--- WORK INSTRUCTION ---
An exact reproduction of all entries is required.

☆ ☆ ☆ ☆ ☆ ☆ ☆

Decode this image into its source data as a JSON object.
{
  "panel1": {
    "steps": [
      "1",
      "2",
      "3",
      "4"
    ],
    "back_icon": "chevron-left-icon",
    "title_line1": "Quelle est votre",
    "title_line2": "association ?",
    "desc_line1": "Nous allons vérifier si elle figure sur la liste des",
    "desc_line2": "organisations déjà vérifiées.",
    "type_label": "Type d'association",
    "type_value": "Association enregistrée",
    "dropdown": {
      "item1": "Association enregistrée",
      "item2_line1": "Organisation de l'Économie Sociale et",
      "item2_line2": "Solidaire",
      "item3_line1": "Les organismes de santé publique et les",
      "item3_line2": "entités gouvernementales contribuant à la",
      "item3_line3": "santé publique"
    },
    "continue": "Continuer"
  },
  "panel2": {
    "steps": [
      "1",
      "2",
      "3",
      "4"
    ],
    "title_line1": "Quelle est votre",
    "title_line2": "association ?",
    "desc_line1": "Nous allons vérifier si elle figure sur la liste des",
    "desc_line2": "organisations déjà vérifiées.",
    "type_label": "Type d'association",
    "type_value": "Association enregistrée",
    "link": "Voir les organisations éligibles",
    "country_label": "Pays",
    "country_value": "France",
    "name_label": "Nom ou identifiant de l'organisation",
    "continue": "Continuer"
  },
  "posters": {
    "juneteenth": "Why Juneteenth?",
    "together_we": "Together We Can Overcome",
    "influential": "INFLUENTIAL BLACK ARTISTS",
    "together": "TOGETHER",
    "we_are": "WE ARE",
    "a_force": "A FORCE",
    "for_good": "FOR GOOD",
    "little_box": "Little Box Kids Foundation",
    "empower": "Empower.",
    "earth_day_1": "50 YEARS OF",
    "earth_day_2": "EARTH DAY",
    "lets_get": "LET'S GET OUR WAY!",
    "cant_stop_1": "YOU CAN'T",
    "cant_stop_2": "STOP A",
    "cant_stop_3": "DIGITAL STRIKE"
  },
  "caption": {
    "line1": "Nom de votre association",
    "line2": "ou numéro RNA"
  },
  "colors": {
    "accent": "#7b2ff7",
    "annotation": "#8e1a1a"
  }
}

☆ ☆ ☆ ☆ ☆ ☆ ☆

--- OUTPUT FOR THIS TASK ---
Decode this image into its source data as a JSON object.
{
  "panel1": {
    "steps": [
      "1",
      "2",
      "3",
      "4"
    ],
    "back_icon": "chevron-left-icon",
    "title_line1": "Quelle est votre",
    "title_line2": "association ?",
    "desc_line1": "Nous allons vérifier si elle figure sur la liste des",
    "desc_line2": "organisations déjà vérifiées.",
    "type_label": "Type d'association",
    "type_value": "Association enregistrée",
    "dropdown": {
      "item1": "Association enregistrée",
      "item2_line1": "Organisation de l'Économie Sociale et",
      "item2_line2": "Solidaire",
      "item3_line1": "Les organismes de santé publique et les",
      "item3_line2": "entités gouvernementales contribuant à la",
      "item3_line3": "santé publique"
    },
    "continue": "Continuer"
  },
  "panel2": {
    "steps": [
      "1",
      "2",
      "3",
      "4"
    ],
    "title_line1": "Quelle est votre",
    "title_line2": "association ?",
    "desc_line1": "Nous allons vérifier si elle figure sur la liste des",
    "desc_line2": "organisations déjà vérifiées.",
    "type_label": "Type d'association",
    "type_value": "Association enregistrée",
    "link": "Voir les organisations éligibles",
    "country_label": "Pays",
    "country_value": "France",
    "name_label": "Nom ou identifiant de l'organisation",
    "continue": "Continuer"
  },
  "posters": {
    "juneteenth": "Why Juneteenth?",
    "together_we": "Together We Can Overcome",
    "influential": "INFLUENTIAL BLACK ARTISTS",
    "together": "TOGETHER",
    "we_are": "WE ARE",
    "a_force": "A FORCE",
    "for_good": "FOR GOOD",
    "little_box": "Little Box Kids Foundation",
    "empower": "Empower.",
    "earth_day_1": "50 YEARS OF",
    "earth_day_2": "EARTH DAY",
    "lets_get": "LET'S GET OUR WAY!",
    "cant_stop_1": "YOU CAN'T",
    "cant_stop_2": "STOP A",
    "cant_stop_3": "DIGITAL STRIKE"
  },
  "caption": {
    "line1": "Nom de votre association",
    "line2": "ou numéro RNA"
  },
  "colors": {
    "accent": "#7b2ff7",
    "annotation": "#8e1a1a"
  }
}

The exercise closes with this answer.